Sometimes, eating disorders may have little to do with a desire for a particular body shape, but rather a desire for control in circumstances when someone feels out of control. Disordered eating behaviors might be used to control big emotions, gender dysphoria, or other environmental stressors. 

Trans and nonbinary people also face barriers when seeking care for eating disorders:

“The trans community, in the past, has been invisible when it comes to treatment and care around eating disorder awareness and programming” (Ryan Sallans)

There is a lack of research and knowledge specific to trans experiences with eating disorders. Finding a trans-affirming healthcare provider is a challenge alone, and compounding this effect, many trans people experience discrimination, trauma, or violence when seeking treatment.

Despite the high prevalence of eating disorders among trans people, it’s not something I often hear talked about. Even among young non-transgender women, eating disorders are often relegated to invisibility because of shame and stigma

When you don’t “look like” someone who might conventionally have an eating disorder, whether because of your perceived gender, body type, or age, it’s even more difficult to be open about experiences with eating disorders. For example, men often do not get treatment for eating disorders because of the perception that eating disorders only impact women, and that excessive exercise and dieting are normal facets of “fitness culture.” People in larger bodies and Black, indigenous, and people of color are half as likely as others to be diagnosed with an eating disorder, despite having similar prevalence rates. 

Even after years of being relatively free from restrictive eating habits, the weight of shame associated with eating disorders and trans identity have often been too heavy to share with others. During my freshman year of college, I was hanging out with a group of female friends late at night in one of the campus common spaces. We had all gotten to know each other fairly well after spending a week backpacking together, and relying on each other to navigate the new territory of college life back on campus. I had not initially shared that I was trans with this group of people, and had mixed feelings about broaching the topic. That night, my friends started talking about their experiences with body image and disordered eating. I sat there quietly, reflecting on those difficult years when even walking to school, with the wind blowing my shirt up against my body, was painful. I wanted so badly to share in the intimacy of this conversation, but the barriers of being a masculine-appearing person, someone you might not expect to have an eating disorder, held me back. 

Over the past couple of years, I learned that my sister was also struggling with an eating disorder. I also learned that it was fairly common for multiple people in the same family to have an eating disorder. Despite being geographically far away from each other, this brought up old memories from my own history. I had never shared with my sister my own struggles with an eating disorder during my teens.

When I flew back to Wisconsin to visit for the holidays, the two of us went for a walk, trying not to slip on the ice on a cold winter day. We talked about how we had both been struggling for a long time before being able to open up to anyone, and how isolating it is to be alone with self-destructive thoughts and emotions. I wondered how different things would have been if I had been able to talk openly about my own experiences. While it may not have changed how things went for either of us, it may have alleviated some of the pain of feeling alone in our struggles. 

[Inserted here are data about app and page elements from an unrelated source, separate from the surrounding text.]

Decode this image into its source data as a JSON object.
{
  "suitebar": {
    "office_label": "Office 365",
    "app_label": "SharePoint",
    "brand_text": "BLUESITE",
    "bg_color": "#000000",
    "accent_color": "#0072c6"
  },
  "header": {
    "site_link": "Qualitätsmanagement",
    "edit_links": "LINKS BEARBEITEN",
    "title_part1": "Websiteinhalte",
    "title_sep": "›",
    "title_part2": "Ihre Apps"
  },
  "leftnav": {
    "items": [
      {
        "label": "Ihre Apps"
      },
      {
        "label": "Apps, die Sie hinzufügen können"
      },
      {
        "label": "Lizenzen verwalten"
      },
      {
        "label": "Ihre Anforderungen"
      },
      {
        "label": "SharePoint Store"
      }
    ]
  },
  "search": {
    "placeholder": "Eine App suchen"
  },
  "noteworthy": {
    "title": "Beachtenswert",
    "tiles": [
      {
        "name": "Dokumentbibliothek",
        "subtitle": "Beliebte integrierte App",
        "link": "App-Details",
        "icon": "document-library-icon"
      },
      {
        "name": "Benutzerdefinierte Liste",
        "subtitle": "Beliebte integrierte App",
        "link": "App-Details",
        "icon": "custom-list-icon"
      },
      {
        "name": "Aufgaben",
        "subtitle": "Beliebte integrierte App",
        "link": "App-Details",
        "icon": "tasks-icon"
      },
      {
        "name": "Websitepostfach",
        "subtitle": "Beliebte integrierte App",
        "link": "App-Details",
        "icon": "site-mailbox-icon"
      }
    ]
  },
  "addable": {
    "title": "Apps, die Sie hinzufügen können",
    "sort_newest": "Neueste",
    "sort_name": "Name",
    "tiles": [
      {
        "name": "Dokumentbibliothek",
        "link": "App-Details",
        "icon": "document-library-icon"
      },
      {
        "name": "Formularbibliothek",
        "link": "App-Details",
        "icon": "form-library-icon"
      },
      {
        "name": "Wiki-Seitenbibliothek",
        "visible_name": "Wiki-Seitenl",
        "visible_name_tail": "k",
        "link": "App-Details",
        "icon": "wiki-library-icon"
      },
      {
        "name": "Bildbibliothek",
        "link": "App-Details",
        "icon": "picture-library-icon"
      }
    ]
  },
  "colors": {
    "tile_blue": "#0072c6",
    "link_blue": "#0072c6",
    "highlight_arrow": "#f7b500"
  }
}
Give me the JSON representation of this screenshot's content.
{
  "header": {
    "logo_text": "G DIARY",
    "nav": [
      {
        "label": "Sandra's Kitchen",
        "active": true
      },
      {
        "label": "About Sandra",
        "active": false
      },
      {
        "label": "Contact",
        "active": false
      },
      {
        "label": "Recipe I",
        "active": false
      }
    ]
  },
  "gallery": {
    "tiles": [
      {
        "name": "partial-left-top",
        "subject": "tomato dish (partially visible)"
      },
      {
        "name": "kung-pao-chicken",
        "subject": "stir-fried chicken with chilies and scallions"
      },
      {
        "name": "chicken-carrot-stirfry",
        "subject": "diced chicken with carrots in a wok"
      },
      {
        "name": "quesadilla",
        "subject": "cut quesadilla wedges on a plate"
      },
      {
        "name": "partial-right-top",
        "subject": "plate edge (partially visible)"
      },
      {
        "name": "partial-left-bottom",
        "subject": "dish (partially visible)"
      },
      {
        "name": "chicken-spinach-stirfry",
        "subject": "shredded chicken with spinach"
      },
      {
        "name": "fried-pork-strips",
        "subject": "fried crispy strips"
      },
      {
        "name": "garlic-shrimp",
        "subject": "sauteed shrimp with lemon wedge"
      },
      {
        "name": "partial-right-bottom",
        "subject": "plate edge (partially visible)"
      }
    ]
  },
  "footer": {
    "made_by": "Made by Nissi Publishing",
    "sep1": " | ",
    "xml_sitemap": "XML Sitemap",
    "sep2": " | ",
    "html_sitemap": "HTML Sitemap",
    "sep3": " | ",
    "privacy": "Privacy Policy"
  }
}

This is why it’s important to me to bring awareness to trans experiences with eating disorders this week. Conversations like these open up an opportunity for people to feel seen and understood in their struggles. Even though there have been many moments when I did not feel like I could be open about my own story, I hope that continuing to have more open conversations about eating disorders in the trans community will lead others to feel seen and understood, even if they aren’t able to share their own story in that moment either. The awareness that others have faced a similar struggle helps us to feel less alone.